- A case study in Sagar
In the year 2050, seventy percent Indians would live in cities. To support all these people you need overall infrastructure, sustainable real estate, communications, and market viability. Moreover, you would need cities where information is the principal infrastructure and the basis for providing essential services to residents. In order to design such a Smart City, one needs a digital replica of the current city with all its assets. Moth eaten data has historically begeted chronically doomed planning for India Shining. A smart city requires oversight of the many working parts of an urban area from the public transit system to the radio towers on building tops. Smart city curators pull from thousands of sources to form a cohesive picture of their city with the needs of the people within it. Converting an established urban area into a smart city begins with a 3D reconstruction that accurately maps every entity within the city. The precision of this map is extremely important, because it is the foundation of the whole system.

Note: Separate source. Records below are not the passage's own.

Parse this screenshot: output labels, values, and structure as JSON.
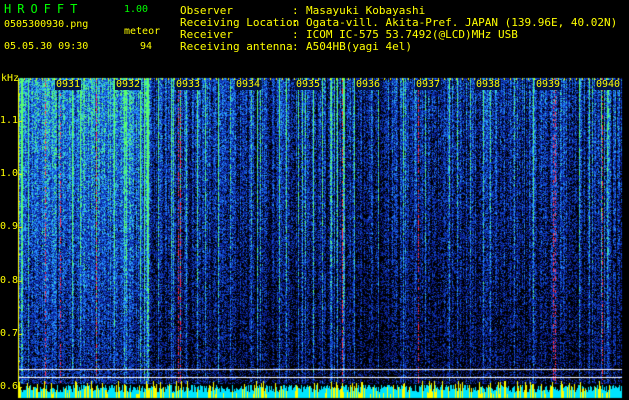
{
  "app": {
    "logo_text": "HROFFT",
    "version": "1.00",
    "filename": "0505300930.png",
    "datetime": "05.05.30 09:30",
    "counter_label": "meteor",
    "counter_value": "94"
  },
  "info": {
    "rows": [
      {
        "label": "Observer",
        "sep": ":",
        "value": "Masayuki Kobayashi"
      },
      {
        "label": "Receiving Location",
        "sep": ":",
        "value": "Ogata-vill. Akita-Pref. JAPAN (139.96E, 40.02N)"
      },
      {
        "label": "Receiver",
        "sep": ":",
        "value": "ICOM IC-575 53.7492(@LCD)MHz USB"
      },
      {
        "label": "Receiving antenna",
        "sep": ":",
        "value": "A504HB(yagi 4el)"
      }
    ]
  },
  "chart_data": {
    "type": "heatmap",
    "ylabel": "kHz",
    "y_ticks": [
      "1.1",
      "1.0",
      "0.9",
      "0.8",
      "0.7",
      "0.6"
    ],
    "ylim": [
      0.58,
      1.18
    ],
    "x_ticks": [
      "0931",
      "0932",
      "0933",
      "0934",
      "0935",
      "0936",
      "0937",
      "0938",
      "0939",
      "0940"
    ],
    "colors": {
      "background": "#000000",
      "noise_low": "#0a1e8c",
      "noise_mid": "#1e78ff",
      "hot": "#3cff64",
      "trace": "#ff3050",
      "axis": "#ffff00",
      "overlay_line": "#ffffff",
      "baseline": "#00e5ff"
    }
  }
}
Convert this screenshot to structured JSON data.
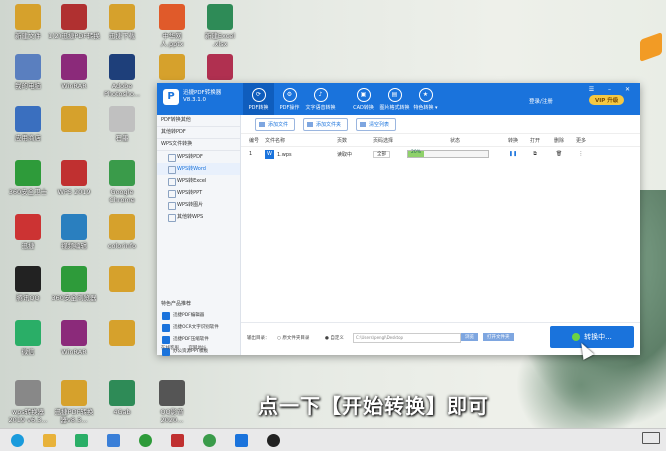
{
  "desktop": {
    "icons": [
      {
        "label": "新建文件",
        "color": "#d6a12c"
      },
      {
        "label": "1(2)迅捷PDF转换",
        "color": "#b03030"
      },
      {
        "label": "迅捷下载",
        "color": "#d6a12c"
      },
      {
        "label": "中华网\n人.pptx",
        "color": "#e05a2a"
      },
      {
        "label": "新建Excel\n.xlsx",
        "color": "#2e8b57"
      },
      {
        "label": "我的电脑",
        "color": "#5a7fbf"
      },
      {
        "label": "WinRAR",
        "color": "#8b2a7a"
      },
      {
        "label": "Adobe\nPhotosho...",
        "color": "#1e3f7a"
      },
      {
        "label": "",
        "color": "#d6a12c"
      },
      {
        "label": "",
        "color": "#b03050"
      },
      {
        "label": "应用商店",
        "color": "#3a6fbf"
      },
      {
        "label": "",
        "color": "#d6a12c"
      },
      {
        "label": "石墨",
        "color": "#c0c0c0"
      },
      {
        "label": "360安全卫士",
        "color": "#2e9b3a"
      },
      {
        "label": "WPS 2019",
        "color": "#c03030"
      },
      {
        "label": "Google\nChrome",
        "color": "#3a9b4a"
      },
      {
        "label": "迅捷",
        "color": "#cc3333"
      },
      {
        "label": "视频编辑",
        "color": "#2a7fbf"
      },
      {
        "label": "colorinfo",
        "color": "#d6a12c"
      },
      {
        "label": "腾讯QQ",
        "color": "#222222"
      },
      {
        "label": "360安全浏览器",
        "color": "#2e9b3a"
      },
      {
        "label": "",
        "color": "#d6a12c"
      },
      {
        "label": "微信",
        "color": "#2aae67"
      },
      {
        "label": "WinRAR",
        "color": "#8b2a7a"
      },
      {
        "label": "",
        "color": "#d6a12c"
      },
      {
        "label": "wps转换器\n2019 v6.3...",
        "color": "#888888"
      },
      {
        "label": "迅捷PDF转换\n器v8.3...",
        "color": "#d6a12c"
      },
      {
        "label": "4Gab",
        "color": "#2e8b57"
      },
      {
        "label": "QQ影音\n2020...",
        "color": "#555555"
      }
    ]
  },
  "app": {
    "title_line1": "迅捷PDF转换器",
    "title_line2": "V8.3.1.0",
    "logo_letter": "P",
    "tabs": [
      {
        "label": "PDF转换",
        "icon": "⟳",
        "active": true
      },
      {
        "label": "PDF操作",
        "icon": "⚙",
        "active": false
      },
      {
        "label": "文字语音转换",
        "icon": "♪",
        "active": false
      },
      {
        "label": "CAD转换",
        "icon": "▣",
        "active": false
      },
      {
        "label": "图片格式转换",
        "icon": "▤",
        "active": false
      },
      {
        "label": "特色转换 ▾",
        "icon": "★",
        "active": false
      }
    ],
    "login": "登录/注册",
    "vip": "VIP 升级",
    "window_controls": "☰ – ✕",
    "sidebar": {
      "sections": [
        "PDF转换其他",
        "其他转PDF",
        "WPS文件转换"
      ],
      "items": [
        {
          "label": "WPS转PDF",
          "selected": false
        },
        {
          "label": "WPS转Word",
          "selected": true
        },
        {
          "label": "WPS转Excel",
          "selected": false
        },
        {
          "label": "WPS转PPT",
          "selected": false
        },
        {
          "label": "WPS转图片",
          "selected": false
        },
        {
          "label": "其他转WPS",
          "selected": false
        }
      ],
      "recommend_title": "特色产品推荐",
      "recommend": [
        "迅捷PDF编辑器",
        "迅捷OCR文字识别软件",
        "迅捷PDF压缩软件",
        "办公资源PPT模板"
      ],
      "footer": [
        "在线客服",
        "官网地址"
      ]
    },
    "toolbar": {
      "add_file": "添加文件",
      "add_folder": "添加文件夹",
      "clear": "清空列表"
    },
    "table": {
      "headers": [
        "编号",
        "文件名称",
        "页数",
        "页码选择",
        "状态",
        "转换",
        "打开",
        "删除",
        "更多"
      ],
      "rows": [
        {
          "num": "1",
          "name": "1.wps",
          "pages": "读取中",
          "pagesel": "全部",
          "progress_text": "20%",
          "progress": 0.2,
          "convert": "❚❚",
          "open": "⧉",
          "delete": "🗑",
          "more": "⋮"
        }
      ]
    },
    "bottom": {
      "output_label": "输出目录：",
      "opt_original": "原文件夹目录",
      "opt_custom": "自定义",
      "path": "C:\\Users\\pengl\\Desktop",
      "browse": "浏览",
      "open_folder": "打开文件夹",
      "convert_label": "转换中..."
    }
  },
  "caption": "点一下【开始转换】即可",
  "taskbar": {
    "items": [
      {
        "name": "windows",
        "color": "#1a9bdc"
      },
      {
        "name": "explorer",
        "color": "#e8b23a"
      },
      {
        "name": "store",
        "color": "#2aae67"
      },
      {
        "name": "baidu",
        "color": "#3a7fd8"
      },
      {
        "name": "360",
        "color": "#2e9b3a"
      },
      {
        "name": "wps",
        "color": "#c03030"
      },
      {
        "name": "chrome",
        "color": "#3a9b4a"
      },
      {
        "name": "pdf",
        "color": "#1a73dc"
      },
      {
        "name": "record",
        "color": "#222222"
      }
    ]
  }
}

Drones fulfil this fundamental need for better, cheaper, regularly updated geospatial information about what exists now with the use of photogrammetry, image processing and ground control points. The captured imagery could provide a base for collecting all the 2D and 3D features that are the last-mile problem in modelling and visualising the whole world.
The advantages of drones in Smart Cities:
Satellites have been used forever and we do not seek to substitute them, what drones do is provide even more dense, cheap, and repeated data. UAV devices will be another tool in the toolbox, as relevant as a telephone or total station. All of this translates to localised geospatial information equipped for change tracking. The major advantages of drone survey are usability, sharability, granularity, and startling savings on operational time (anywhere upto 80% as compared to traditional surveying methods depending on geographical challenges).
- Disruptive Efficiency while breaking the silos:
With the need to advance smart city programmes quickly, drones offer flexibility, allowing surveyors to map long corridors efficiently at the start of projects and collect in-depth data to aid decision-making at an earlier stage. Silos are never good for data and there is not a better lead silo than government department data. Instead of siloing vital data in different filing cabinets, computer systems, teams or buildings, seemingly disparate pieces of information are aligned, allowing policy makers to make better decisions to the benefit of all. Integration with IoT and MIS platforms ensures that you have a geospatial anchor to all your insights.
Drone Mapping capabilities are laying the foundations of Smart City solutions for even small but growing cities like Sagar. Consider the Smart City project of Sagar, with an area of interest of 1100 acres (4.4 Sq Km), it is supporting the ambitions of 2.73 lakh inhabitants of the city.
- Drone based maps and their use in planning:
High resolution and highly accurate maps at your fingertip enable you to work with a wide range of applications. The area of interest in Sagar is a mixture of congested built-up land, vacant space, heavy tree canopy, water bodies, and other types of infrastructure. The CAD extract of the features from the processed outputs are one of the examples to understand the depth of impact. Conventionally, planning for such projects happens in a software tool like AutoCAD. Now our challenge is to get all the results compatible with the existing systems. Interoperability of the data generated in the industry is one of the primary bottlenecks to successful smart cities. We bridge that gap between conventional methods and new technologies. All the extractions are compatible with any existing platform.
- Granularity: Why do Smart Cities need such dense data?
The level of detail in the Drone based imagery is not a luxury but much needed for all derived applications. For instance, taking advantage of the high resolution we are able to identify features like Manholes, electric poles, wells, and are even able to differentiate between the footpath and the adjoint roads.
The map and the computational challenges in reading them:
Maps are raw materials. At DronaMaps, our vision is to use point cloud data from drone imagery to inform automated geospatial feature extraction. To do it manually, such a feat implies that you would not need a team of 100 people to manually tag the geospatial data in 100 sqkm of urban area in 2 months. You can pull off the same in less than a couple of weeks automated. And this is only in preliminary stages.
Some Stats for Sagar:
By traditional surveying methods — getting ground measurements, sorting the data, and making the models (CAD drawings) would take minimum 9- 10 months to cover the current area of interest. We are able to finish the same work in 27 days which includes additional capabilities like a web application.
Features Identified and Geolocated in Sagar by a team of 4 in 2 weeks:
- Road network- Total length of road network mapped is 182992.4993 meter
- Footpaths- Total length covered: 11732.43977 meter
- Electric Poles- Number of electric poles identified: 1514
- Wells — Number of wells identified: 58
- Empty plots — Total number of empty plot identified: 1822, Total area of empty plots: 1.933037802 Sq Km
- Building footprints- Total area of building footprints identified: 1.426884096 Sq Km
- Trees- Number of trees identified: 20419
- Manholes- Number of Manholes identified: 726
- Water bodies- Total area of water bodies identified: 1.512594593 Sq Km
High-resolution 2-D map
Resolution: 2.26 cm/pixel
Accuracy: 5–7 cm
High-resolution elevation map (DSM)
Resolution: 6.78 cm/ pixel
Accuracy: 5-7 cm